Day 7 - Oct 24th, Sunday. Hardwar to New DelhiAnother day of travel ahead of us. The hotel delivered our usual breakfast, puri and bhaji to the room. We were out by 8:30. It was supposed to be a easy trip back to Delhi. Crossed the Ramdev Divya Yoga Mandir complex soon after leaving Hardwar. Looks like a really big place, walled to protect itself from riffraff. Early road morning road trips in winter are really nice, the mild sun, cool air, and fresh greenery all around is invigorating. It brings back memories of picnics we used go for.
In U.P. and Uttar Khand many cars and jeeps have a police siren and red light attached. They are not official cars, you can have one installed for 500 rupees. U.P. is not a very safe place, and people don’t depend on law enforcement agencies to protect themselves but help themselves. The thinking is probably similar to the pro-gun states in the America, you want minimal government and control. Flouting your wealth is also not a good idea in these places, so even if a guy is rich he may live in a unpretentious house to not draw attention. The popular vehicles in this region are the Maxx jeep like things I had mentioned earlier. They can go on any terrain, has a rogue young driver who is racing against everyone else on the road, has a lot of luggage on top and of course full of passengers.
After about an hour of travel we came to dead stop. We asked different people and got many different answers about what was the cause of the stoppage and how long it will take to clear out. Answers varied from 30 minutes to not today. After waiting for 30 minutes our driver made a call and decided to try another road that goes along the Ganga. To get to that road, you had to cut across fields and villages with no road markings. That is not so foreign a concept in India, where there are hardly any road names. We kept asking and fine tuning our route to get to the road we wanted to. Many other buses and cars were doing the same thing, and soon enough we found ourselves in another road jam in the middle of a village where two buses were trying to go past each other on a road probably designed for bicycles, and neither would balk down.
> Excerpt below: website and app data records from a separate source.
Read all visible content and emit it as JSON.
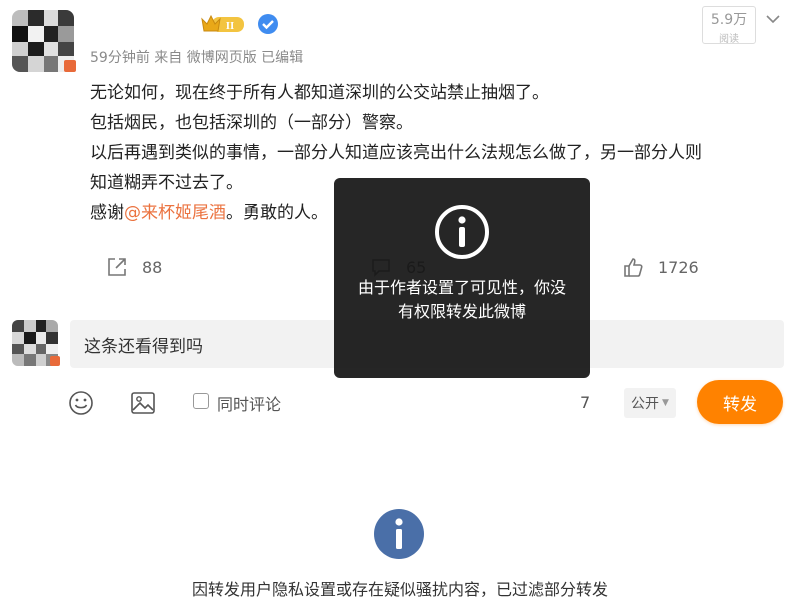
{
  "post": {
    "username": "",
    "meta": "59分钟前 来自 微博网页版 已编辑",
    "reads_count": "5.9万",
    "reads_label": "阅读",
    "content": {
      "line1": "无论如何，现在终于所有人都知道深圳的公交站禁止抽烟了。",
      "line2": "包括烟民，也包括深圳的（一部分）警察。",
      "line3": "以后再遇到类似的事情，一部分人知道应该亮出什么法规怎么做了，另一部分人则",
      "line4": "知道糊弄不过去了。",
      "line5_prefix": "感谢",
      "mention": "@来杯姬尾酒",
      "line5_suffix": "。勇敢的人。"
    },
    "actions": {
      "forward_count": "88",
      "comment_count": "65",
      "like_count": "1726"
    }
  },
  "reply": {
    "text": "这条还看得到吗",
    "also_comment_label": "同时评论",
    "char_count": "7",
    "visibility": "公开",
    "forward_button": "转发"
  },
  "toast": {
    "message": "由于作者设置了可见性，你没有权限转发此微博"
  },
  "filter_notice": "因转发用户隐私设置或存在疑似骚扰内容，已过滤部分转发",
  "colors": {
    "accent": "#ff8200",
    "mention": "#eb7340",
    "info_icon": "#4a6fa8"
  }
}
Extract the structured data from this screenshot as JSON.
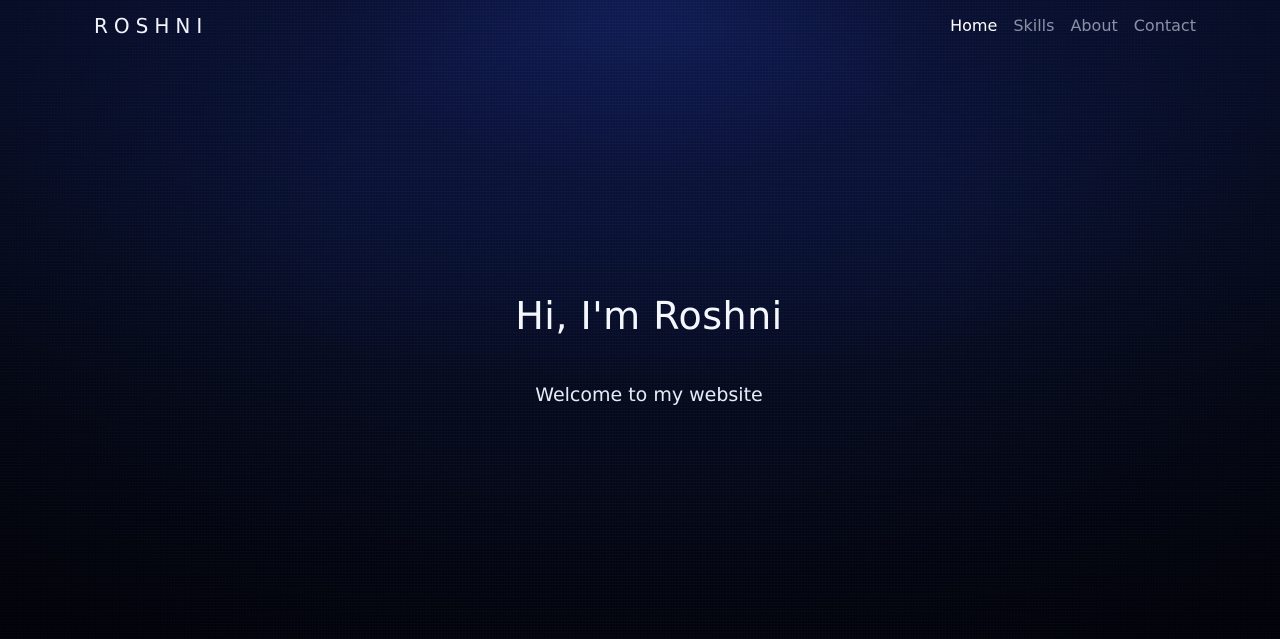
{
  "header": {
    "logo": "ROSHNI",
    "nav": [
      {
        "label": "Home",
        "active": true
      },
      {
        "label": "Skills",
        "active": false
      },
      {
        "label": "About",
        "active": false
      },
      {
        "label": "Contact",
        "active": false
      }
    ]
  },
  "hero": {
    "title": "Hi, I'm Roshni",
    "subtitle": "Welcome to my website"
  },
  "colors": {
    "background_top": "#0b1540",
    "background_bottom": "#020410",
    "nav_active": "#ffffff",
    "nav_inactive": "#8a90a6"
  }
}
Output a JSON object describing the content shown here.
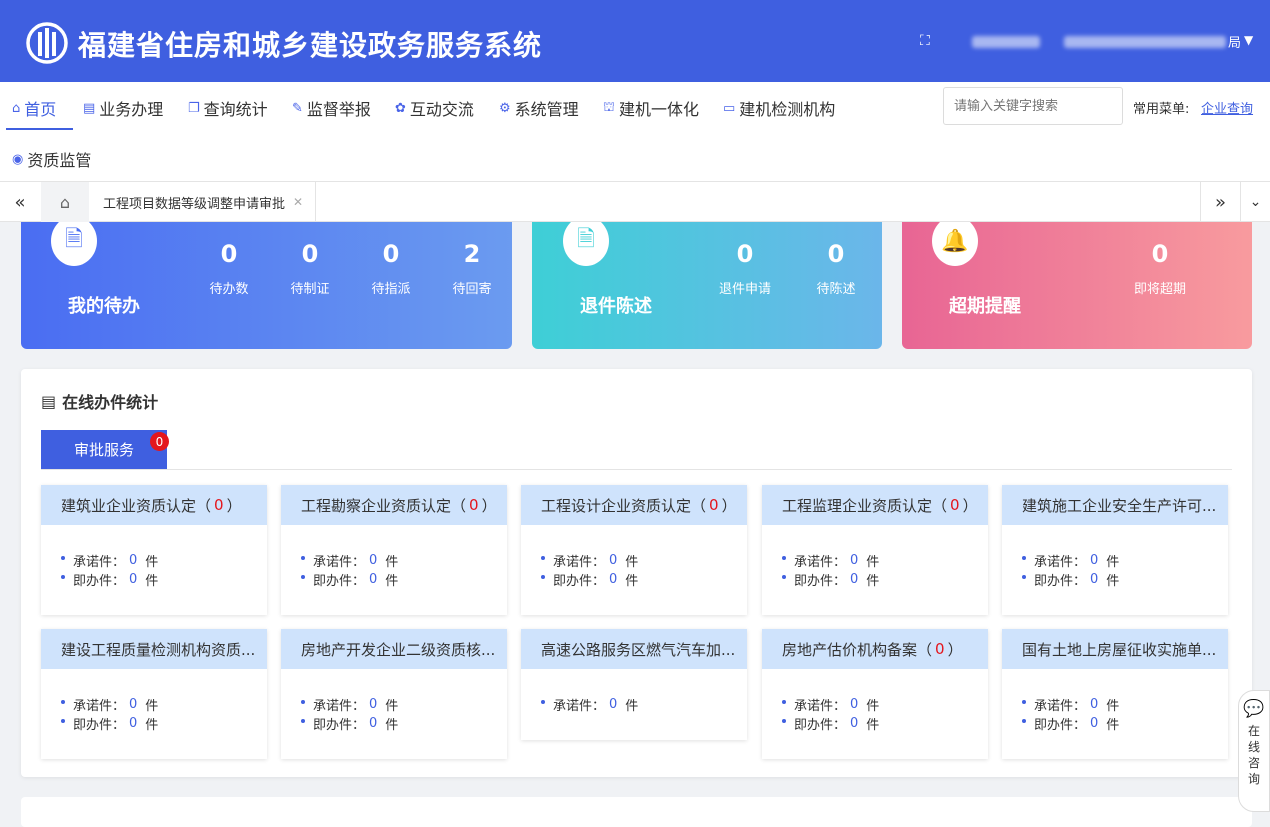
{
  "header": {
    "title": "福建省住房和城乡建设政务服务系统",
    "user_suffix": "局"
  },
  "nav": {
    "items": [
      {
        "label": "首页",
        "icon": "home-icon"
      },
      {
        "label": "业务办理",
        "icon": "list-icon"
      },
      {
        "label": "查询统计",
        "icon": "copy-icon"
      },
      {
        "label": "监督举报",
        "icon": "pen-icon"
      },
      {
        "label": "互动交流",
        "icon": "chat-icon"
      },
      {
        "label": "系统管理",
        "icon": "gear-icon"
      },
      {
        "label": "建机一体化",
        "icon": "crane-icon"
      },
      {
        "label": "建机检测机构",
        "icon": "id-card-icon"
      },
      {
        "label": "资质监管",
        "icon": "eye-icon"
      }
    ],
    "search_placeholder": "请输入关键字搜索",
    "common_menu_label": "常用菜单:",
    "common_menu_link": "企业查询"
  },
  "tabs": {
    "open_tab": "工程项目数据等级调整申请审批"
  },
  "cards": {
    "todo": {
      "title": "我的待办",
      "stats": [
        {
          "value": "0",
          "label": "待办数"
        },
        {
          "value": "0",
          "label": "待制证"
        },
        {
          "value": "0",
          "label": "待指派"
        },
        {
          "value": "2",
          "label": "待回寄"
        }
      ]
    },
    "returns": {
      "title": "退件陈述",
      "stats": [
        {
          "value": "0",
          "label": "退件申请"
        },
        {
          "value": "0",
          "label": "待陈述"
        }
      ]
    },
    "overdue": {
      "title": "超期提醒",
      "stats": [
        {
          "value": "0",
          "label": "即将超期"
        }
      ]
    }
  },
  "panel": {
    "title": "在线办件统计",
    "tab_label": "审批服务",
    "tab_badge": "0",
    "promise_label": "承诺件：",
    "instant_label": "即办件：",
    "unit": "件",
    "services": [
      {
        "name": "建筑业企业资质认定",
        "count": "0",
        "promise": "0",
        "instant": "0"
      },
      {
        "name": "工程勘察企业资质认定",
        "count": "0",
        "promise": "0",
        "instant": "0"
      },
      {
        "name": "工程设计企业资质认定",
        "count": "0",
        "promise": "0",
        "instant": "0"
      },
      {
        "name": "工程监理企业资质认定",
        "count": "0",
        "promise": "0",
        "instant": "0"
      },
      {
        "name": "建筑施工企业安全生产许可...",
        "count": "",
        "promise": "0",
        "instant": "0"
      },
      {
        "name": "建设工程质量检测机构资质...",
        "count": "",
        "promise": "0",
        "instant": "0"
      },
      {
        "name": "房地产开发企业二级资质核...",
        "count": "",
        "promise": "0",
        "instant": "0"
      },
      {
        "name": "高速公路服务区燃气汽车加...",
        "count": "",
        "promise": "0",
        "instant": null
      },
      {
        "name": "房地产估价机构备案",
        "count": "0",
        "promise": "0",
        "instant": "0"
      },
      {
        "name": "国有土地上房屋征收实施单...",
        "count": "",
        "promise": "0",
        "instant": "0"
      }
    ]
  },
  "consult": {
    "label": "在线咨询"
  },
  "colors": {
    "primary": "#3f5fe0",
    "badge_red": "#e4161d",
    "service_head": "#cfe3fc"
  }
}
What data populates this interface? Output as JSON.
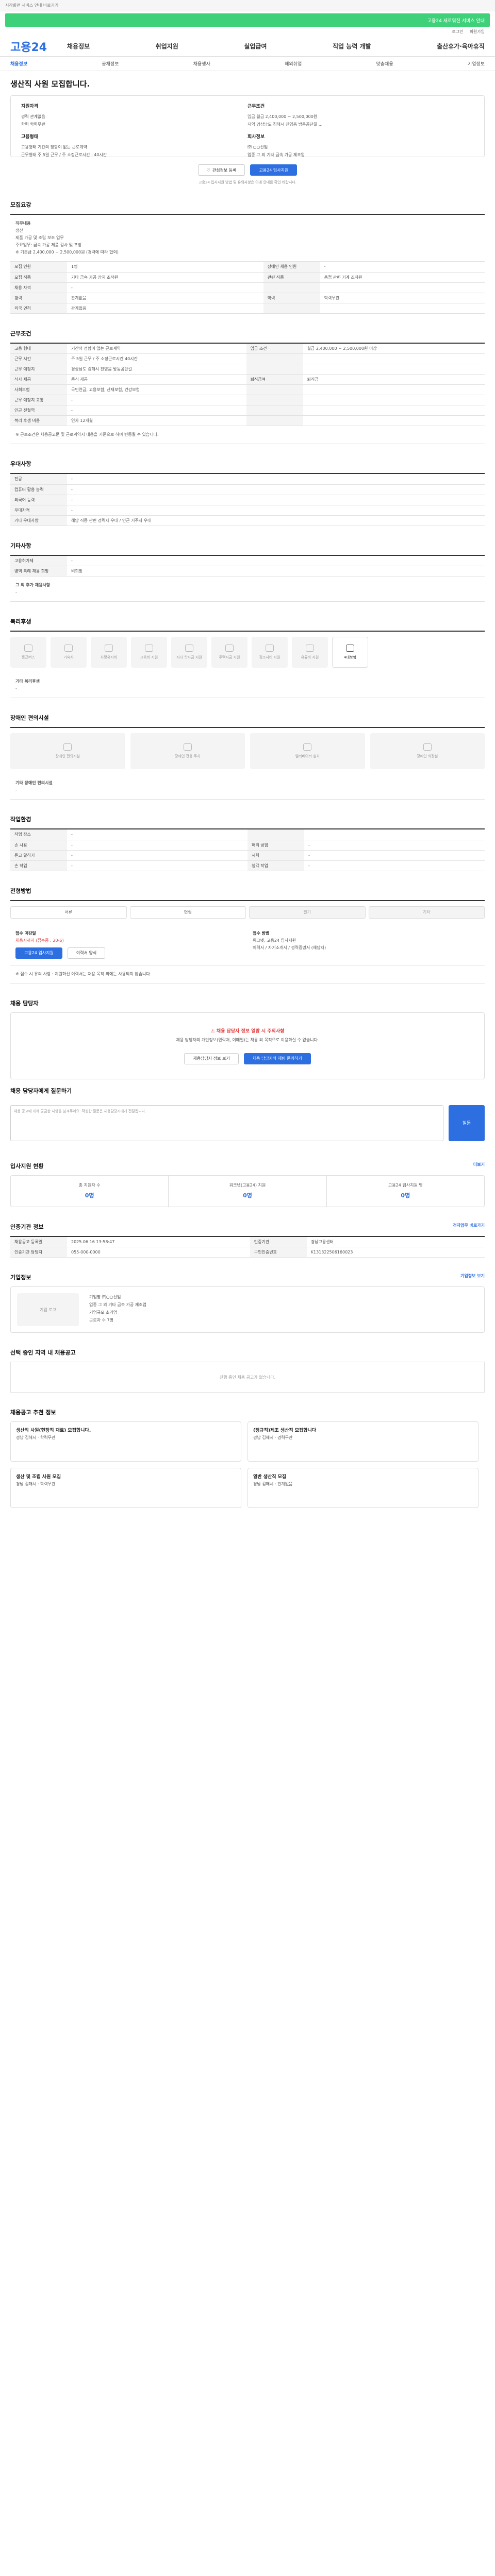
{
  "top": {
    "strip": "시작화면 서비스 안내 바로가기",
    "banner": "고용24 새로워진 서비스 안내"
  },
  "util": [
    "로그인",
    "회원가입"
  ],
  "logo": "고용24",
  "gnb": [
    "채용정보",
    "취업지원",
    "실업급여",
    "직업 능력 개발",
    "출산휴가·육아휴직"
  ],
  "subnav": [
    "채용정보",
    "공채정보",
    "채용행사",
    "해외취업",
    "맞춤채용",
    "기업정보"
  ],
  "job": {
    "title": "생산직 사원 모집합니다.",
    "summary_left_title": "지원자격",
    "summary_left": [
      "경력 관계없음",
      "학력 학력무관"
    ],
    "summary_left2_title": "고용형태",
    "summary_left2": [
      "고용형태 기간의 정함이 없는 근로계약",
      "근무형태 주 5일 근무 / 주 소정근로시간 : 40시간"
    ],
    "summary_right_title": "근무조건",
    "summary_right": [
      "임금 월급 2,400,000 ~ 2,500,000원",
      "지역 경상남도 김해시 진영읍 방동공단길 ..."
    ],
    "summary_right2_title": "회사정보",
    "summary_right2": [
      "㈜ ○○산업",
      "업종 그 외 기타 금속 가공 제조업"
    ],
    "btn_interest": "관심정보 등록",
    "btn_apply": "고용24 입사지원",
    "note": "고용24 입사지원 방법 및 유의사항은 아래 안내를 확인 바랍니다."
  },
  "recruit": {
    "title": "모집요강",
    "duty_title": "직무내용",
    "duty": [
      "생산",
      "제품 가공 및 조립 보조 업무",
      "주요업무: 금속 가공 제품 검사 및 포장",
      "※ 기본급 2,400,000 ~ 2,500,000원 (경력에 따라 협의)"
    ],
    "rows": [
      [
        "모집 인원",
        "1명",
        "장애인 채용 인원",
        "-"
      ],
      [
        "모집 직종",
        "기타 금속 가공 장치 조작원",
        "관련 직종",
        "용접 관련 기계 조작원"
      ],
      [
        "채용 자격",
        "-",
        "",
        ""
      ],
      [
        "경력",
        "관계없음",
        "학력",
        "학력무관"
      ],
      [
        "외국 면허",
        "관계없음",
        "",
        ""
      ]
    ]
  },
  "conditions": {
    "title": "근무조건",
    "rows": [
      [
        "고용 형태",
        "기간의 정함이 없는 근로계약",
        "임금 조건",
        "월급 2,400,000 ~ 2,500,000원 이상"
      ],
      [
        "근무 시간",
        "주 5일 근무 / 주 소정근로시간 40시간",
        "",
        ""
      ],
      [
        "근무 예정지",
        "경상남도 김해시 진영읍 방동공단길",
        "",
        ""
      ],
      [
        "식사 제공",
        "중식 제공",
        "퇴직급여",
        "퇴직금"
      ],
      [
        "사회보험",
        "국민연금, 고용보험, 산재보험, 건강보험",
        "",
        ""
      ],
      [
        "근무 예정지 교통",
        "-",
        "",
        ""
      ],
      [
        "인근 전철역",
        "-",
        "",
        ""
      ],
      [
        "복리 후생 비용",
        "연차 12개월",
        "",
        ""
      ]
    ],
    "note": "※ 근로조건은 채용공고문 및 근로계약서 내용을 기준으로 하며 변동될 수 있습니다."
  },
  "priority": {
    "title": "우대사항",
    "rows": [
      [
        "전공",
        "-"
      ],
      [
        "컴퓨터 활용 능력",
        "-"
      ],
      [
        "외국어 능력",
        "-"
      ],
      [
        "우대자격",
        "-"
      ],
      [
        "기타 우대사항",
        "해당 직종 관련 경력자 우대 / 인근 거주자 우대"
      ]
    ]
  },
  "etc": {
    "title": "기타사항",
    "rows": [
      [
        "고용허가제",
        "-"
      ],
      [
        "병역 특례 채용 희망",
        "비희망"
      ]
    ],
    "extra_label": "그 외 추가 채용사항",
    "extra_value": "-"
  },
  "welfare": {
    "title": "복리후생",
    "items": [
      "통근버스",
      "기숙사",
      "차량유지비",
      "교육비 지원",
      "자녀 학자금 지원",
      "주택자금 지원",
      "경조사비 지원",
      "유류비 지원",
      "4대보험"
    ],
    "on": [
      8
    ],
    "other_label": "기타 복리후생",
    "other_value": "-"
  },
  "disability": {
    "title": "장애인 편의시설",
    "items": [
      "장애인 편의시설",
      "장애인 전용 주차",
      "엘리베이터 설치",
      "장애인 화장실"
    ],
    "other_label": "기타 장애인 편의시설",
    "other_value": "-"
  },
  "env": {
    "title": "작업환경",
    "rows": [
      [
        "작업 장소",
        "-",
        "",
        ""
      ],
      [
        "손 사용",
        "-",
        "허리 굽힘",
        "-"
      ],
      [
        "듣고 말하기",
        "-",
        "시력",
        "-"
      ],
      [
        "손 작업",
        "-",
        "청각 작업",
        "-"
      ]
    ]
  },
  "process": {
    "title": "전형방법",
    "steps": [
      "서류",
      "면접",
      "필기",
      "기타"
    ],
    "off": [
      2,
      3
    ]
  },
  "receipt": {
    "deadline_label": "접수 마감일",
    "deadline": "채용시까지 (접수중 : 20-6)",
    "method_label": "접수 방법",
    "method": "워크넷, 고용24 입사지원",
    "docs": "이력서 / 자기소개서 / 경력증명서 (해당자)",
    "btn_apply": "고용24 입사지원",
    "btn_print": "이력서 양식",
    "notes": "※ 접수 시 유의 사항 : 지원하신 이력서는 채용 목적 외에는 사용되지 않습니다."
  },
  "contact": {
    "title": "채용 담당자",
    "warn": "채용 담당자 정보 열람 시 주의사항",
    "msg": "채용 담당자의 개인정보(연락처, 이메일)는 채용 외 목적으로 이용하실 수 없습니다.",
    "btn_view": "채용담당자 정보 보기",
    "btn_ask": "채용 담당자와 채팅 문의하기"
  },
  "qa": {
    "title": "채용 담당자에게 질문하기",
    "placeholder": "채용 공고에 대해 궁금한 사항을 남겨주세요. 작성한 질문은 채용담당자에게 전달됩니다.",
    "btn": "질문"
  },
  "applicants": {
    "title": "입사지원 현황",
    "items": [
      [
        "총 지원자 수",
        "0명"
      ],
      [
        "워크넷(고용24) 지원",
        "0명"
      ],
      [
        "고용24 입사지원 명",
        "0명"
      ]
    ],
    "link": "더보기"
  },
  "info": {
    "title": "인증기관 정보",
    "rows": [
      [
        "채용공고 등록일",
        "2025.06.16 13:58:47",
        "인증기관",
        "경남고용센터"
      ],
      [
        "인증기관 담당자",
        "055-000-0000",
        "구인인증번호",
        "K131322506160023"
      ]
    ],
    "link": "전자업무 바로가기"
  },
  "company": {
    "title": "기업정보",
    "logo": "기업 로고",
    "rows": [
      "기업명 ㈜○○산업",
      "업종 그 외 기타 금속 가공 제조업",
      "기업규모 소기업",
      "근로자 수 7명"
    ],
    "link": "기업정보 보기"
  },
  "related": {
    "title": "선택 중인 지역 내 채용공고",
    "empty": "진행 중인 채용 공고가 없습니다."
  },
  "recommend": {
    "title": "채용공고 추천 정보",
    "items": [
      [
        "생산직 사원(현장직 재료) 모집합니다.",
        "경남 김해시 · 학력무관"
      ],
      [
        "(정규직)제조 생산직 모집합니다",
        "경남 김해시 · 경력무관"
      ],
      [
        "생산 및 조립 사원 모집",
        "경남 김해시 · 학력무관"
      ],
      [
        "일반 생산직 모집",
        "경남 김해시 · 관계없음"
      ]
    ]
  }
}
Very soon, another very Indian phenomenon happened, a guy started acting as traffic cop. Sometimes I feel that as part of basic education, they teach you how to be a traffic cop. This comes in very handy.
After about an hour we found our road, this road goes along a canal all the way from Rishikesh to Khatauli, our driver was calling it a Nahar wali road. Nahar is canal in Hindi, this nahar is an irrigational canal and it is so big you can see it on google map. The trip down this new road was mostly pleasant, not much traffic, in fairly good condition. But there is never a dull moment, so very soon we got stuck again. This time it was tractor which was pulling a carriage heaped with soil. The sides of the carriage had been doubled to make it possible to haul more dirt. Very ingenuous, only problem was this logic works on a flat road. The bridge was set below the surrounding area, so the tractor went down and could not go up on the other side and was stuck in the middle of the bridge.
People (men and kids) had lined up on both sides watching the fun. This is another characteristic Indian behavior and somehow contradictory to the constant impatience displayed in other spheres. Faced with inevitable delays people are not upset or impatient, they accept the situation, give suggestions, almost enjoy the break, if a nearby seller of food or chai is around, he will try to make a quick buck. All along the trip, I saw people who did not have much needs, and probably very low aspiration but they had adapted themselves to the situation and almost seemed happy and maybe are happier and at peace than most city dwellers. It is a simple, subsistence based life.
Soon, an earth moving machine which was scooping the silt from the canal bank came to the rescue and pulled the tractor and its load out, but just enough to clear the bridge. The rest of the trip to Khatauli and Grand Cheetal was uneventful. We had lunch at Cheetal, freshened up and were soon on our way to Delhi. On the way we crossed Meerut and Modi Nagar with all its colleges again. As soon as we hit the outskirts of Delhi, traffic became a problem, even though it was Sunday afternoon. There were heaps of singara (pani phal) on the carts along the road, we had wanted to have some in U.P but because of the accidents on the road could not. Over here the fruits did not look as fresh and the traffic discouraged us from stopping. Soon we were crossing Noida and were in Delhi proper, with the familiar malls and buildings.